La plate-forme de dialogue électronique e-dialogue constitue un espace de discussion interdisciplinaire et transdisciplinaire qui promeut un partage et un transfert de connaissances. Elle a été élaborée en 2001 dans le but d’explorer le potentiel d’Internet pour mobiliser divers groupes et réunir une multitude de points de vue afin qu’un dialogue de fond puisse avoir lieu.
Topophilia, or love of place, has been described as a desirable outcome of urban planning. The rhythms of movement within a city at different times and in diverse ways help to generate this sense of topophilia within urban spaces.
The e-Dialogue platform was developed in 2001 to explore the potential of using the Internet for engaging diverse groups of people and multiple perspectives in substantive dialogue on sustainability. The system is online, text-based, and serves as a transdisciplinary space for bringing together researchers, practitioners, policy-makers and community leaders.
While climate change action plans are becoming more common, it is still unclear whether communities have the capacity, tools, and targets in place to trigger the transformative levels of change required to build fundamentally low-carbon, resilient, healthy communities.
What makes one community survive an economic downturn, whilst others collapse? What gives one individual the ability to transcend a personal tragedy, whilst others hit the street?
The dualism of nature/culture widely present within Western society at large is out of step with an increasingly urbanizing world. Building on previous discussions of nature/culture duality, an integrative framework is presented that argues for the embracing of the ‘mundane nature’ found within human landscapes.
This research project explores the concept of ‘agency’ in the context of sustainable community development and the involvement of citizens in achieving social change and social innovation in their communities around community development issues.
Stream daylighting projects are highly complex and require prolonged cooperation between multiple agencies and collaboration between diverse actors. Given most of these projects are quite expensive and require extensive effort in a very small area, a “frog dilemma” emerges in which the ecological benefits might seem to not justify the resources required.
Urban centers serve as hubs of human innovation and as places where different ideas and cultures come together, creating complex and organic mixing of ideas. However some urban areas are more dynamic than others. Though Richard Florida discusses the role of demographics in this differentiation of urban zones, the nature of the urban form also plays a role.
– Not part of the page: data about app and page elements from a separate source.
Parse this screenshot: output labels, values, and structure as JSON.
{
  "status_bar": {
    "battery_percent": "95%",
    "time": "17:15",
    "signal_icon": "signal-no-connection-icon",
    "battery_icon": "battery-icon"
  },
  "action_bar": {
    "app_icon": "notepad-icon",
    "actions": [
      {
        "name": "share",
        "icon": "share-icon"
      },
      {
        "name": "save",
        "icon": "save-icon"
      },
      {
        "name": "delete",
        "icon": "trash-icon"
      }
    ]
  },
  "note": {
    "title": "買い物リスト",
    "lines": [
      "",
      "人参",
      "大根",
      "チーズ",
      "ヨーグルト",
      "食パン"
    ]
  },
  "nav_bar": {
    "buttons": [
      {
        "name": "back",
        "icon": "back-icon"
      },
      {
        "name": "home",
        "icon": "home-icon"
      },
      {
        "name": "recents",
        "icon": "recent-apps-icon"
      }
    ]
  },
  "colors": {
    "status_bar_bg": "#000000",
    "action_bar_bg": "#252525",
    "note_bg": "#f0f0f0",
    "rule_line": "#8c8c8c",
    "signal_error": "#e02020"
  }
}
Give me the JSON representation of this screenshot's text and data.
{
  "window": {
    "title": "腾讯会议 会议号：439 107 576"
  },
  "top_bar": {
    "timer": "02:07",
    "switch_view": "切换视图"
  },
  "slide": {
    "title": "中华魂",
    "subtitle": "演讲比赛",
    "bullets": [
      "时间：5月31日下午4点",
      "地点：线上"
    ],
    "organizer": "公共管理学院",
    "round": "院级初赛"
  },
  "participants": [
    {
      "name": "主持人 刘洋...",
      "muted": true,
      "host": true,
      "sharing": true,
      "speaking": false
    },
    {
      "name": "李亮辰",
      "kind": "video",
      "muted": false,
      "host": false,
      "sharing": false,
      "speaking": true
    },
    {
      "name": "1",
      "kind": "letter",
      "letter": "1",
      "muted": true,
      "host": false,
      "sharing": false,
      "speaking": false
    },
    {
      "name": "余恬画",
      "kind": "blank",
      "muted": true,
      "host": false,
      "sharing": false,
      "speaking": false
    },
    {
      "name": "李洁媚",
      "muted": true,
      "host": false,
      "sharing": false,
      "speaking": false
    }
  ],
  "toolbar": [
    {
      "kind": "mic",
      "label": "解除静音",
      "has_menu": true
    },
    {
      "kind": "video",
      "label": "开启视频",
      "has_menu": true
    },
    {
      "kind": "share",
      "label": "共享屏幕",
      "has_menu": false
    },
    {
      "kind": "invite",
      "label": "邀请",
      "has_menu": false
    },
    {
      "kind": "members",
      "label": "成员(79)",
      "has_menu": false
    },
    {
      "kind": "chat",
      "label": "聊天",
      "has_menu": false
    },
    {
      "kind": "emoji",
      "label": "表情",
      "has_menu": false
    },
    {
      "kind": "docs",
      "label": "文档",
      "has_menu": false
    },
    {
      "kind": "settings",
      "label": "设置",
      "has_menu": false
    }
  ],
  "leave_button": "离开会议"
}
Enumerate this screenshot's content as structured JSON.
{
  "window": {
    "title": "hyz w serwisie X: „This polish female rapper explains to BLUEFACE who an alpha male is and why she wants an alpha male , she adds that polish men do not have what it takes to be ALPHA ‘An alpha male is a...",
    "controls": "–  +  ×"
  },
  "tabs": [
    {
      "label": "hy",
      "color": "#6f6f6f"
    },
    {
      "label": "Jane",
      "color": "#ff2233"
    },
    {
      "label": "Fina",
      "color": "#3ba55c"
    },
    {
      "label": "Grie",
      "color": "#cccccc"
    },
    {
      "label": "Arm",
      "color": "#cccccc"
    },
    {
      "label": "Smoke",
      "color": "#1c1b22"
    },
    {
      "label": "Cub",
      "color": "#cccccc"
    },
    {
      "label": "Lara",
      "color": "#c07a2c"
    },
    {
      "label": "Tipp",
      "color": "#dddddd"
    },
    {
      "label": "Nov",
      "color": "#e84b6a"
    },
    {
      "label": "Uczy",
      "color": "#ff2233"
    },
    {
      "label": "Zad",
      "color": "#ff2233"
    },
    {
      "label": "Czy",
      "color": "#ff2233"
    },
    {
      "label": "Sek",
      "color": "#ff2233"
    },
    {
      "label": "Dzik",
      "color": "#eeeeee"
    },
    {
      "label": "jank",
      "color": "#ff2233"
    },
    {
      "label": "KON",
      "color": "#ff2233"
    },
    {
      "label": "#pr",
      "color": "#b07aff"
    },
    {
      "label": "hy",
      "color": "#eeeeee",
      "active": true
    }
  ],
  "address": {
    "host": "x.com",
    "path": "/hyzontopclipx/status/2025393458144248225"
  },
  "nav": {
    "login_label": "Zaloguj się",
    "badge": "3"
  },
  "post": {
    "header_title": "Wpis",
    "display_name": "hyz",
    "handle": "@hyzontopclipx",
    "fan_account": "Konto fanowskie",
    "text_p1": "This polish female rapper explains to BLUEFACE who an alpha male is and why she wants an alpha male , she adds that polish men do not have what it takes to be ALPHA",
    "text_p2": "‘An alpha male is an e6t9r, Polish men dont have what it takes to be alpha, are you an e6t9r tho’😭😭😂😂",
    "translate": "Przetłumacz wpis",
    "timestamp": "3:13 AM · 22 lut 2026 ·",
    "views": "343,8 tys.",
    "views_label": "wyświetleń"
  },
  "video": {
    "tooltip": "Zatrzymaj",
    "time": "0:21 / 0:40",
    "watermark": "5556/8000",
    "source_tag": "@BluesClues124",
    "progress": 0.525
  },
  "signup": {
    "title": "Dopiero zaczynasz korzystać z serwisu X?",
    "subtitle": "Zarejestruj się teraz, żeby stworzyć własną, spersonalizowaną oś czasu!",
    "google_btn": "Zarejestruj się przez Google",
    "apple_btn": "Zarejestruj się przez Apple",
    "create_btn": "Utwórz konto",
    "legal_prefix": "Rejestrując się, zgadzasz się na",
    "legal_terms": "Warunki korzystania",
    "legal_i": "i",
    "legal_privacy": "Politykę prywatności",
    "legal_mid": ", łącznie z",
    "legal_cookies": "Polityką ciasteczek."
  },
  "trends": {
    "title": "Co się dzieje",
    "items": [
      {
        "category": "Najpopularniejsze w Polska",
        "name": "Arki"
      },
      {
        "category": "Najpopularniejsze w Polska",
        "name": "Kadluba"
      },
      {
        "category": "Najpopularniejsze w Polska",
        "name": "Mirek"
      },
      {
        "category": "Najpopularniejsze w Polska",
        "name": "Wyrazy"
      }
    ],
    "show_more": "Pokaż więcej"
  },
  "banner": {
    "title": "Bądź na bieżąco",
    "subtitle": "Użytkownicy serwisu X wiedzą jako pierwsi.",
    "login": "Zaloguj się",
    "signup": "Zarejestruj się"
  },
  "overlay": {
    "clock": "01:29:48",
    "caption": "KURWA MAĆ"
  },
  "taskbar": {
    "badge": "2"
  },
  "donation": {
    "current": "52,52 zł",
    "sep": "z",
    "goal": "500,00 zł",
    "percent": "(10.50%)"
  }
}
In the natural world, the transfer of resources between landscape features such as the corridors and patches that make up the mosaic of ecological niches is increased where those boundaries are more complex.